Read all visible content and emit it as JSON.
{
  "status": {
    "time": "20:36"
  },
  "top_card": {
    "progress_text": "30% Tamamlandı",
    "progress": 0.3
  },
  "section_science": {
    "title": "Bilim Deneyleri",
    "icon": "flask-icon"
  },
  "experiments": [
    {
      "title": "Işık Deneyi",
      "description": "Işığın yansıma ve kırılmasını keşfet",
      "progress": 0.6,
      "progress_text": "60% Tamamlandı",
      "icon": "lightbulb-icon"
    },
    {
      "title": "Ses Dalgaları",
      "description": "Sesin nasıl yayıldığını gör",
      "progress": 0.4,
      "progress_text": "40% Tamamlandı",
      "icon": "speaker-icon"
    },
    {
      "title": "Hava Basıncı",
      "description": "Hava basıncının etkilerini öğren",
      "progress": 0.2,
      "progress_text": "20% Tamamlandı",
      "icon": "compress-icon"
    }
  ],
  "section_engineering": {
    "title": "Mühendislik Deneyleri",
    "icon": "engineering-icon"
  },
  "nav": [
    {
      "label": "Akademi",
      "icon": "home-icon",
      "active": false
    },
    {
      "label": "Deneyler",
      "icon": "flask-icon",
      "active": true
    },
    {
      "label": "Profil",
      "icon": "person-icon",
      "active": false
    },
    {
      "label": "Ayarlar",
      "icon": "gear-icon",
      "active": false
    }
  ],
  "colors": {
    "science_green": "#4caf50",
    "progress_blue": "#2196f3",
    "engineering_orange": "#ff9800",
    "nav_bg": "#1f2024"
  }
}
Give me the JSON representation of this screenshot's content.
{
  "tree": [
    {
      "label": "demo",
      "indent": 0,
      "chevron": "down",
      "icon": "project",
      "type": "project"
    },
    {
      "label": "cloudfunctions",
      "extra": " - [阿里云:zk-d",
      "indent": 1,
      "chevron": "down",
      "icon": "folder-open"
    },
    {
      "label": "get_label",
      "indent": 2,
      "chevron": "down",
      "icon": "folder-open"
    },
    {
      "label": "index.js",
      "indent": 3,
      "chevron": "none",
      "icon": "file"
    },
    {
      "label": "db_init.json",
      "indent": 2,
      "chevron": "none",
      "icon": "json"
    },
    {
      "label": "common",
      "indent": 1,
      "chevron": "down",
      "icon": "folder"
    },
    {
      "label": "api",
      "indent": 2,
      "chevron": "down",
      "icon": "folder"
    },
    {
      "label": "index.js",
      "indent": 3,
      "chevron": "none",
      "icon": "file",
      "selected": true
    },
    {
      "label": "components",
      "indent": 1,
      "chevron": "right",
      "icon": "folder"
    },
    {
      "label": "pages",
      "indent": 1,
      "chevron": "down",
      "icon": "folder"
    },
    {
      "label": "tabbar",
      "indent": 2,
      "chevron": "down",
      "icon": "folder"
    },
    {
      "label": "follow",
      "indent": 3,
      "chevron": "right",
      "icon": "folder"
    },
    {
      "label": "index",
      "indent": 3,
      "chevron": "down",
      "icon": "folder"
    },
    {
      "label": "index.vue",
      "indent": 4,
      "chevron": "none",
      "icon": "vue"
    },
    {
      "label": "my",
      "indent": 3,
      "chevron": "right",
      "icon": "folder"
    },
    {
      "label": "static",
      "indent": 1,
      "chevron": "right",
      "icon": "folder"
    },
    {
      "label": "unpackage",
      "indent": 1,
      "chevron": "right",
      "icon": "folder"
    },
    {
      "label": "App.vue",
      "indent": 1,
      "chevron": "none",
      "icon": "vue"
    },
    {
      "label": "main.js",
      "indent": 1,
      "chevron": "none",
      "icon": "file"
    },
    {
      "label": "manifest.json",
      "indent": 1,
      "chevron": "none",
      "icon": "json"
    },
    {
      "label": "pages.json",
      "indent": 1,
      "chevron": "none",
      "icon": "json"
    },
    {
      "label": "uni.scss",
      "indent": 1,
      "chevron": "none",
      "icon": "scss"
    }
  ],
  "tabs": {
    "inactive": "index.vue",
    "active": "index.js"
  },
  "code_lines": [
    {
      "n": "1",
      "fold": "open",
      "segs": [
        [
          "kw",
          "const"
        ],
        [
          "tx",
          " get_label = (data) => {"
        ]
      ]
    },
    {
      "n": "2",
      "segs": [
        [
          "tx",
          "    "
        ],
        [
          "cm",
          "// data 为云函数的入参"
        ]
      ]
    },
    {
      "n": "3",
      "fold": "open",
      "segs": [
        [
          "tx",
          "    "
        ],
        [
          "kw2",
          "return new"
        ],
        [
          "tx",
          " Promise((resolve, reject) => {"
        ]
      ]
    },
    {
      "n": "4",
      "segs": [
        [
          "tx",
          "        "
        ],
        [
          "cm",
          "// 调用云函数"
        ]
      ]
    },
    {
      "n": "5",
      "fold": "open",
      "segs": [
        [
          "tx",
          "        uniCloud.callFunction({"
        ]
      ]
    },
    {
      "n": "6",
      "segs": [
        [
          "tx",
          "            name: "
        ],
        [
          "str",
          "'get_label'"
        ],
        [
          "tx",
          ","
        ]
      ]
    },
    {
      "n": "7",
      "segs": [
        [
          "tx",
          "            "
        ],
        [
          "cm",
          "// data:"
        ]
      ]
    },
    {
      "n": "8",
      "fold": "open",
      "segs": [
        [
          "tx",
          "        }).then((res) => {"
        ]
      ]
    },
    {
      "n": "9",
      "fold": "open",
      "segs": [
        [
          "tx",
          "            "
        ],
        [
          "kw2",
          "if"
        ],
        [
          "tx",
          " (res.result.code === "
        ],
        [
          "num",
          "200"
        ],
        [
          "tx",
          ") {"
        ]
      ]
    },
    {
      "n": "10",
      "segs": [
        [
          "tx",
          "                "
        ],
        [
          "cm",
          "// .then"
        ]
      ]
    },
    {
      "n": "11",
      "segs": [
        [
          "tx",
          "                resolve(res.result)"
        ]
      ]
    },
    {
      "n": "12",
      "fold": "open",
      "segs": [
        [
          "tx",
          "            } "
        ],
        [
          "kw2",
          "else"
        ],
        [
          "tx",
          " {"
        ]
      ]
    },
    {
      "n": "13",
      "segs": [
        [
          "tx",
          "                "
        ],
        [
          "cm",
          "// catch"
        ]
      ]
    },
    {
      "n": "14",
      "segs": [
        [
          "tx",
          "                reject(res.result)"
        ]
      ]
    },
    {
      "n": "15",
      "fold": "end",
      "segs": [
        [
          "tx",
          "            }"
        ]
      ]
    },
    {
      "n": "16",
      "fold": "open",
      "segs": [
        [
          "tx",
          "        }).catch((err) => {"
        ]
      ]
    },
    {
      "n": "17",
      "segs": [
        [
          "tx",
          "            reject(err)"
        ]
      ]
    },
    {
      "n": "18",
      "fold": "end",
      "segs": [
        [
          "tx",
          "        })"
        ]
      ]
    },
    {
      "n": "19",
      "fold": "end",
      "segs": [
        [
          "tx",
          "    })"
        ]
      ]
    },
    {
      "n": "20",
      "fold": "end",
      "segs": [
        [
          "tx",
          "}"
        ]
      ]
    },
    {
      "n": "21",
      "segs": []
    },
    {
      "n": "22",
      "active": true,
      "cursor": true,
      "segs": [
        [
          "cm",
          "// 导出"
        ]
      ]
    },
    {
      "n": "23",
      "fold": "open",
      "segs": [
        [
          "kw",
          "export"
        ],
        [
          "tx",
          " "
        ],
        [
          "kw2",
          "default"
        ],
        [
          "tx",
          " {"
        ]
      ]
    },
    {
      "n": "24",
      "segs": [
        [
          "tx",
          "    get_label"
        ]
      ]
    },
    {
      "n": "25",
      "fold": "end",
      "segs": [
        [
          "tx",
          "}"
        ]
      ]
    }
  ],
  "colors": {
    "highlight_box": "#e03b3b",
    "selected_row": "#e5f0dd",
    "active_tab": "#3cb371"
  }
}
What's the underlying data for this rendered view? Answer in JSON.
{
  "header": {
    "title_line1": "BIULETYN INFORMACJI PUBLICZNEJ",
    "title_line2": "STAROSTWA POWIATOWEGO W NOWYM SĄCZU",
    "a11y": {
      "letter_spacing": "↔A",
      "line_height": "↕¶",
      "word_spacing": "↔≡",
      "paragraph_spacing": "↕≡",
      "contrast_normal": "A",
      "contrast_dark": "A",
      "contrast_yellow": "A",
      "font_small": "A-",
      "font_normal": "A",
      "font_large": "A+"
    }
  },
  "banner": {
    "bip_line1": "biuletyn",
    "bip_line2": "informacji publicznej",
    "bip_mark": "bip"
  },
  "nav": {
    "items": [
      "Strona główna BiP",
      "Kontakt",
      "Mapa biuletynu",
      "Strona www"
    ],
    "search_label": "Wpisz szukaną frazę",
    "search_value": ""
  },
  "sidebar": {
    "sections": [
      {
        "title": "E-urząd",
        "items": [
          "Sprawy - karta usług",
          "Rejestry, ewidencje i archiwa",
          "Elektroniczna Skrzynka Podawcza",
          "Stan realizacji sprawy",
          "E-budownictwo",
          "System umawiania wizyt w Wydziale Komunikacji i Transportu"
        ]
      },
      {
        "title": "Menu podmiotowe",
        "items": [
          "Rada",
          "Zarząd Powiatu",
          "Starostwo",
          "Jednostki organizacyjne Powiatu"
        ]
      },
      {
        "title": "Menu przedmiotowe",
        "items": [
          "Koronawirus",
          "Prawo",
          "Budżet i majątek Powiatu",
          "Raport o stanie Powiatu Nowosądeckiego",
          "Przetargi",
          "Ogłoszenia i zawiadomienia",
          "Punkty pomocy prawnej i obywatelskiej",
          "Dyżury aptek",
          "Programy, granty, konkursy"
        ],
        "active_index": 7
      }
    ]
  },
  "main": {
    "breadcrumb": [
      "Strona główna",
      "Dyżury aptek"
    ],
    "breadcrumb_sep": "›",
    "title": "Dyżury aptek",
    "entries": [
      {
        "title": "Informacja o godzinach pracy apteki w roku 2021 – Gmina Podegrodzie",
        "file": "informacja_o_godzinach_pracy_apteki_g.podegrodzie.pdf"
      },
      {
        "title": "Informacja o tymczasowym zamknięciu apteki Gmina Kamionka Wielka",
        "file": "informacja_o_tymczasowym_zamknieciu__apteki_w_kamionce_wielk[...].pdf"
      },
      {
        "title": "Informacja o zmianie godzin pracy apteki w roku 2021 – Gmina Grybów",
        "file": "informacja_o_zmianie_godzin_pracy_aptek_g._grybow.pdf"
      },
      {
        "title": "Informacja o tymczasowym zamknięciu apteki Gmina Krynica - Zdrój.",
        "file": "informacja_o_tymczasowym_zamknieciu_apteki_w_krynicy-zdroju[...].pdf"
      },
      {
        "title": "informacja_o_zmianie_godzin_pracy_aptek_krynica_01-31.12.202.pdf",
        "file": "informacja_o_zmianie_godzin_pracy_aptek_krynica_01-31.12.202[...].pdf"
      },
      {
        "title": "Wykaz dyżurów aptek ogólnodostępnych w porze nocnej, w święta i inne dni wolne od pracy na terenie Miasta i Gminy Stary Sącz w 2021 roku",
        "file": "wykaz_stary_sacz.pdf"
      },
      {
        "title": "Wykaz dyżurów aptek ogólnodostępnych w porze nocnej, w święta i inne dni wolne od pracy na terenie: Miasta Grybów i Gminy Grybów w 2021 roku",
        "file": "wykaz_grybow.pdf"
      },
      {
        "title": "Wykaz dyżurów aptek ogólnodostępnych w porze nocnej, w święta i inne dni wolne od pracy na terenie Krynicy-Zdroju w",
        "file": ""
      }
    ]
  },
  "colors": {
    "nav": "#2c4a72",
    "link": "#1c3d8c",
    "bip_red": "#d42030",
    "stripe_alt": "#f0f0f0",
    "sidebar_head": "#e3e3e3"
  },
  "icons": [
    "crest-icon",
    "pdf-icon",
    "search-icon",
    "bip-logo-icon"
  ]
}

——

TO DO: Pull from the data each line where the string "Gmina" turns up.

EXPECTED ANSWER:
        "title": "Informacja o godzinach pracy apteki w roku 2021 – Gmina Podegrodzie",
        "title": "Informacja o tymczasowym zamknięciu apteki Gmina Kamionka Wielka",
        "title": "Informacja o zmianie godzin pracy apteki w roku 2021 – Gmina Grybów",
        "title": "Informacja o tymczasowym zamknięciu apteki Gmina Krynica - Zdrój.",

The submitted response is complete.